Hanover, MA (PRWEB) June 20, 2012
On June 24, 2012, Aaron Gabriel will compete in the 2012 Ironman Coeur d’Alene, a grueling competition for even the best trained athletes. But for Aaron, it’s also a chance to help raise awareness of brain aneurysms.
The Ironman Coeur d’Alene course will include a 2.4 mile swim, a 112-mile bike ride and a 26.2 mile run. Twelve years ago to the date of the upcoming event, Aaron suffered a ruptured brain aneurysm and Grade IV subarachnoid hemorrhage. Prior to his aneurysm, he had no knowledge of a brain aneurysm or what the symptoms might be.
“My initial recovery was slow,’’ said Aaron. “However, over the next 4 years I focused on exercising my brain and studied close to 2,000 hours, earning an MBA in the process. I also began climbing the triathlon ladder from Sprint distance to Olympic to ultimately a Half-Ironman.”
For Aaron, participating in the full Ironman race on the anniversary of his rupture is a way to help raise awareness of brain aneurysms.
“Twelve years ago, I was given the precious gift of perspective,” he continued. “Today, it doesn’t matter if I win or lose, it’s the ability to keep moving forward. I want to help raise awareness of brain aneurysms and hopefully inspire others who have suffered from a similar fate.”

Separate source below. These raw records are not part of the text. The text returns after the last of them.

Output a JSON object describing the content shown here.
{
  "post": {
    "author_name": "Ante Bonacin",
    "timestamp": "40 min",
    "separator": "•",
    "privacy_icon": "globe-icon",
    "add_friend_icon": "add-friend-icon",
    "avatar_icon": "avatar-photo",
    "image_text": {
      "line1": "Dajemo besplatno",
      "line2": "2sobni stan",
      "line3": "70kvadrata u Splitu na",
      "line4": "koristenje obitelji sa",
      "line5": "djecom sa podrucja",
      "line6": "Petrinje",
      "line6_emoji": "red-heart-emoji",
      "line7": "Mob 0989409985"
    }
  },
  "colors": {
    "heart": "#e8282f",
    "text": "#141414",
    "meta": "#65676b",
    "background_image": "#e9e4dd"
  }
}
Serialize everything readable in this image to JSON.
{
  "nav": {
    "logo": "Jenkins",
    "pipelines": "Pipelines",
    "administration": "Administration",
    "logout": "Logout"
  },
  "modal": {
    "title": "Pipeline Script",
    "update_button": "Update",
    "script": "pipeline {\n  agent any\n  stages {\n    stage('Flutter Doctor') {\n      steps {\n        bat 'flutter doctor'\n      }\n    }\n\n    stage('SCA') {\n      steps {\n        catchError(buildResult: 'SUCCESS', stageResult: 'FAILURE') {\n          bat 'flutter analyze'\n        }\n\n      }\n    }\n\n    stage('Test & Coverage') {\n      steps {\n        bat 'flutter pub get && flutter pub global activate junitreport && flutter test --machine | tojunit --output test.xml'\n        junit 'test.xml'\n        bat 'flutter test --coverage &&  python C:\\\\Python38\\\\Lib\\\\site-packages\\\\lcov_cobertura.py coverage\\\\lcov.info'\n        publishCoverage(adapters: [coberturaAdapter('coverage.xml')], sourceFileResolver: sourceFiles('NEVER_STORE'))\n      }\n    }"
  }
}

Aaron is also hoping to compete in the nationally-televiseded 2012 Ironman Triathlon World Championships in Hawaii this October. He has submitted a video for a contest to determine eight contestants who will compete in this challege, based on the inspirational stories submitted. Aaron hopes to become the first known survivor of a ruptured brain aneurysm to cross the Kona finish line, embodying the Ironman mantra, “anything is possible.” Facebook users can vote daily for Aaron’s video at http://apps.facebook.com/konainspired?x=us_facebookapp_335_15, thru July 3rd, 2012.
It is estimated that more than 6 million people in the United States have an unruptured brain aneurysm. Most are small and an estimated 50 to 80 percent of all aneurysms do not rupture during the course of a person’s lifetime. However, in 2012, more than 30,000 people will be affected by a ruptured brain aneurysm. The Brain Aneurysm Foundation continues to fund education and research to promote early detection.
About the Brain Aneurysm Foundation
The Brain Aneurysm Foundation was established in Boston, MA on August 19, 1994 as a public charity. The Brain Aneurysm Foundation is the nation’s only nonprofit organization solely dedicated to providing critical awareness, education, support and research funding to reduce the incidence of brain aneurysm ruptures. The organization also provides education materials and awareness information to health care professionals and the general population, as well as providing support for patients and their loved ones.
The Brain Aneurysm Foundation relies on fundraising support from individuals and organizations to continue to fund education and research to promote early detection of brain aneurysms, which ultimately saves lives. For more information, visit: http://www.bafound.org.